Don’t complain. If a person gives you a hyperlink and it’s nofollow, please don’t storm within their inbox with guns blazing. Maybe they just don’t know you sufficiently to follow along with your links yet. If you’re cool regarding this, another link they offer you may be a followed one. And also whether it isn’t, you’re still getting exposure from it, right?
A nofollow link isn’t the conclusion on the planet
As SEO professionals, I understand we’re all concentrating on followed links that pass plenty of “juice” to the websites of our clients. Whenever we all had our way, earning links could be easy, every link can be followed, and Google would not, ever penalize websites for having way too many links, or lots of links of the certain type. We might all have huge amounts of money, and would spend our days about the beach drinking fancy cocktails. Unfortunately… that’s simply not how situations are.
Honestly, a nofollow link isn’t the conclusion on the planet, because of you or a person. These links are valuable, and necessary for anyone seeking to build their brand online. As I’ve shown, they hold significant power, and more than you could expect.
Rather than working on if the link is followed, we need to do our best to acquire those links before the right people with the proper time, crafting content beyond the link 38dexppky motivates conversions. Since it is for all things in SEO, obtaining links is focused on balance: the total amount between followed and not followed, “juicy” links and dry ones.
In my case, that nofollow link I talked about at the beginning of this post went live, the blogger was pleased with her product, and the review she wrote was fantastic. It resulted in a fairly high volume of clicks through to our site… and what are you aware, also a few purchases.
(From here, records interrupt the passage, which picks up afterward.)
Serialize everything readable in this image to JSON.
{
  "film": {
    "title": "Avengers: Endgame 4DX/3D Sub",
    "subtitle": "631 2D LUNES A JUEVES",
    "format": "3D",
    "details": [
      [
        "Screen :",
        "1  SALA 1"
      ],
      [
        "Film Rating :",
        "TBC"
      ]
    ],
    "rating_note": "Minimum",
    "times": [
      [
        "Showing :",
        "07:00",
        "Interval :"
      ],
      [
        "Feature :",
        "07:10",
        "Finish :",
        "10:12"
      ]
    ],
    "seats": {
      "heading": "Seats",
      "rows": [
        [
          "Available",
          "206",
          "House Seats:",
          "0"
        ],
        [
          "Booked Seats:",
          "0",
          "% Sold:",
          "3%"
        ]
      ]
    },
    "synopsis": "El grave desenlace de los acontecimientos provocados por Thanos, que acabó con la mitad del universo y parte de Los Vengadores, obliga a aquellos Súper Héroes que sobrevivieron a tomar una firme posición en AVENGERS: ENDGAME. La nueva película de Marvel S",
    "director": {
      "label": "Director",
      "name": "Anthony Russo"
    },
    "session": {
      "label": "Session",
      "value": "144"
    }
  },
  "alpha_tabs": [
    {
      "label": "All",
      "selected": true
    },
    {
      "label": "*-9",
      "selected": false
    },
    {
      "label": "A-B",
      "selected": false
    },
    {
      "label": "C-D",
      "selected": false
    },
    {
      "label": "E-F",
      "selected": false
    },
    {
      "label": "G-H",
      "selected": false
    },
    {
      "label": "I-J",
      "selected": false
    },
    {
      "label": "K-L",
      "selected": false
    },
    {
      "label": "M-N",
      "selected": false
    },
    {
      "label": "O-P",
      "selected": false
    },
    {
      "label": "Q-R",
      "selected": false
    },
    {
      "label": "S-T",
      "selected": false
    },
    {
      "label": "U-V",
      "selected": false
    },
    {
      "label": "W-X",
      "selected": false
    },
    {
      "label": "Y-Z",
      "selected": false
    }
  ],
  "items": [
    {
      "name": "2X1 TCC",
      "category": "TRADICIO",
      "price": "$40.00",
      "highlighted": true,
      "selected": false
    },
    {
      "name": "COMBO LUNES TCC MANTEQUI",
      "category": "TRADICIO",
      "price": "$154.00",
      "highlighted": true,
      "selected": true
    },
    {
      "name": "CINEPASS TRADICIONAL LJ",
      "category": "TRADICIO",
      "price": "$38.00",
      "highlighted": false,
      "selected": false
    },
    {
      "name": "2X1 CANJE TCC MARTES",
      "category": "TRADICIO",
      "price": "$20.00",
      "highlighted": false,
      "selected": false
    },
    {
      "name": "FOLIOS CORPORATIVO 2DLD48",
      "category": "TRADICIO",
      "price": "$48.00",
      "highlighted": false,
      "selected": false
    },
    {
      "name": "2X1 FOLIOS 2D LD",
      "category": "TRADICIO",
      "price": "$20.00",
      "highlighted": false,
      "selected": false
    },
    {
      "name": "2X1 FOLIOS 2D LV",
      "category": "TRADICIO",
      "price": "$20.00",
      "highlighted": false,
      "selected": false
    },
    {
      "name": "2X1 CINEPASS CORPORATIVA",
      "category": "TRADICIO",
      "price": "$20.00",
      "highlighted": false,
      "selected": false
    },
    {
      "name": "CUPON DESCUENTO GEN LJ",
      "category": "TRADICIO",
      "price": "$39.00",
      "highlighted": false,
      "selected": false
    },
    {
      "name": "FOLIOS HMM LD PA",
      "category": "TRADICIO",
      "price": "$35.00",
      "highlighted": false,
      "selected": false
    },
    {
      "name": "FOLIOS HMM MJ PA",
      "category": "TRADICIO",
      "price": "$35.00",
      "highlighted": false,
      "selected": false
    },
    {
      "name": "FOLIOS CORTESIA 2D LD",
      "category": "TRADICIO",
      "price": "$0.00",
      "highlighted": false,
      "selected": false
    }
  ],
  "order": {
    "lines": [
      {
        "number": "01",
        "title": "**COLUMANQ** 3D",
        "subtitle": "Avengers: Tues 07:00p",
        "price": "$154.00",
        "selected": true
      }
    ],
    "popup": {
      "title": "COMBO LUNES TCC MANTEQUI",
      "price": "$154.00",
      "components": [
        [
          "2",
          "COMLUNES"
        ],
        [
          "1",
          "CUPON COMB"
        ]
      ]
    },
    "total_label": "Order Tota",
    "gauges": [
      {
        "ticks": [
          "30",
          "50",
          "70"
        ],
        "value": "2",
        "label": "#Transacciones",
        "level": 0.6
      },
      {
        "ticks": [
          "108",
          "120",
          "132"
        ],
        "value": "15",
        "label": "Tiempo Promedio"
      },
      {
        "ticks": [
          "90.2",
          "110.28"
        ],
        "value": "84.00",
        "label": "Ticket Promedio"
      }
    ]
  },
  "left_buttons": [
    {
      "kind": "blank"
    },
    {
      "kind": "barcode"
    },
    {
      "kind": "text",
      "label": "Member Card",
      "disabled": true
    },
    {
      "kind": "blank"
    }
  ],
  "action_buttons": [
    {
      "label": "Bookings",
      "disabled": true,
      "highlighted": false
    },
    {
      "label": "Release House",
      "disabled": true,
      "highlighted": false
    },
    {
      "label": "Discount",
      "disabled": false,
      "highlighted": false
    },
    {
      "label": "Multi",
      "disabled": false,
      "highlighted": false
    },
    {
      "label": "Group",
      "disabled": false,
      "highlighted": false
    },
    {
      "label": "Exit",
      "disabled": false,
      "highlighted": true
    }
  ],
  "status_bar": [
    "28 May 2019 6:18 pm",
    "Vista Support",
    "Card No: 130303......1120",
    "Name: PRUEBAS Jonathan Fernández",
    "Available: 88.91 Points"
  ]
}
Seeing was believing in my opinion, and now I’m an advocate of making links generally speaking – not simply the followed ones.